---- RECORDS SUPPLIED

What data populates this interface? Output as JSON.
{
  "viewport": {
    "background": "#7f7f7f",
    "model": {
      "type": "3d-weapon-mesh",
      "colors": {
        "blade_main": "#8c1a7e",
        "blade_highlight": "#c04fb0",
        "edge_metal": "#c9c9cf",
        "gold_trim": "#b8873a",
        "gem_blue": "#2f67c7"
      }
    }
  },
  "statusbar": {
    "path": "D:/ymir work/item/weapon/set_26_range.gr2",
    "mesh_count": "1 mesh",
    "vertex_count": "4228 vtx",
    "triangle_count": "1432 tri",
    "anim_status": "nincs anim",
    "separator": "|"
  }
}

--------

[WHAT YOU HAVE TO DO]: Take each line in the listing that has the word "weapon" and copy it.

[OUTPUT FOR THIS EXERCISE]:
      "type": "3d-weapon-mesh",
    "path": "D:/ymir work/item/weapon/set_26_range.gr2",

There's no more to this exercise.